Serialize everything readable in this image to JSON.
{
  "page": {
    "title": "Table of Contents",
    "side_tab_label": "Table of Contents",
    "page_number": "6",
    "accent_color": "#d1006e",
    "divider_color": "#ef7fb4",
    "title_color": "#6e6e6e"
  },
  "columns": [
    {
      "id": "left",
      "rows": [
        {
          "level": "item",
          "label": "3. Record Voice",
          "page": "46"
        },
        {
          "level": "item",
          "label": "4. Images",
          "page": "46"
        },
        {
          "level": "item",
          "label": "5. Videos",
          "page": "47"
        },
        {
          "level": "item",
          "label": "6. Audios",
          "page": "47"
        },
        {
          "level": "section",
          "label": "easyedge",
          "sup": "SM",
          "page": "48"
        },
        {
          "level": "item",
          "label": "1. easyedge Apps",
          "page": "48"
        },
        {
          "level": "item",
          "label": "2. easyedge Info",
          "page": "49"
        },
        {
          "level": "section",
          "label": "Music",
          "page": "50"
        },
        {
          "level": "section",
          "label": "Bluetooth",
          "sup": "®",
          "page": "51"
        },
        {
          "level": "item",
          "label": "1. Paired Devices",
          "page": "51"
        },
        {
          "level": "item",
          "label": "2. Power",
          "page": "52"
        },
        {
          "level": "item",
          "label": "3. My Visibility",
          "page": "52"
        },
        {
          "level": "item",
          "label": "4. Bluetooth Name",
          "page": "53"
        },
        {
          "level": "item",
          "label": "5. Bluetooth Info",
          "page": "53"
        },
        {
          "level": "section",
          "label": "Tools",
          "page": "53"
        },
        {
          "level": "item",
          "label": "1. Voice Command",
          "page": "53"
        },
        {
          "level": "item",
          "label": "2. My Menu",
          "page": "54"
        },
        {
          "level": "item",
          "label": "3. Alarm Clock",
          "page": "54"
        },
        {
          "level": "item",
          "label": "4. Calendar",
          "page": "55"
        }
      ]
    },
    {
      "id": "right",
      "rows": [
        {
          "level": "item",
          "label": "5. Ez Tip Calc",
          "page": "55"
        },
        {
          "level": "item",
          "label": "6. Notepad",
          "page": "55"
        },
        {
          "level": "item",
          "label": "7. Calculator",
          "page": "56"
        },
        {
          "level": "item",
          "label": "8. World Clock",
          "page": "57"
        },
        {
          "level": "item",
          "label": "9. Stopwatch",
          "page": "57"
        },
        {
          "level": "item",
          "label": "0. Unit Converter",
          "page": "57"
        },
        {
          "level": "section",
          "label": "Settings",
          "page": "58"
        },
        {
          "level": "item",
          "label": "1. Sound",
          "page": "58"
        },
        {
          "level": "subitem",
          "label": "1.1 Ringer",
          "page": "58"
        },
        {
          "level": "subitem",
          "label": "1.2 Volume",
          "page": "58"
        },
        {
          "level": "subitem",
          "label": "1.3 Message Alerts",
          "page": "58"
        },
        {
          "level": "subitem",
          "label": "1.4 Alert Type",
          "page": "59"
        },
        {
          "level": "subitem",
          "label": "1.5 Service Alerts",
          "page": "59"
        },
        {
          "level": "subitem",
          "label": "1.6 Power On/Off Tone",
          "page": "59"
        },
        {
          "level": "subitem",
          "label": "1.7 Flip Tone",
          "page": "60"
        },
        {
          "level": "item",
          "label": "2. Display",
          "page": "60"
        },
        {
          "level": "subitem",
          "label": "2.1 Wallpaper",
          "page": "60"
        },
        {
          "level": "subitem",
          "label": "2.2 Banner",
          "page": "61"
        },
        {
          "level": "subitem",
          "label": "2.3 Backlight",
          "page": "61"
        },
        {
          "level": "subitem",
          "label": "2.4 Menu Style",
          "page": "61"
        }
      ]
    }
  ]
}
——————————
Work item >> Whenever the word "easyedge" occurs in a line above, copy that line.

Answer space >>
          "label": "easyedge",
          "label": "1. easyedge Apps",
          "label": "2. easyedge Info",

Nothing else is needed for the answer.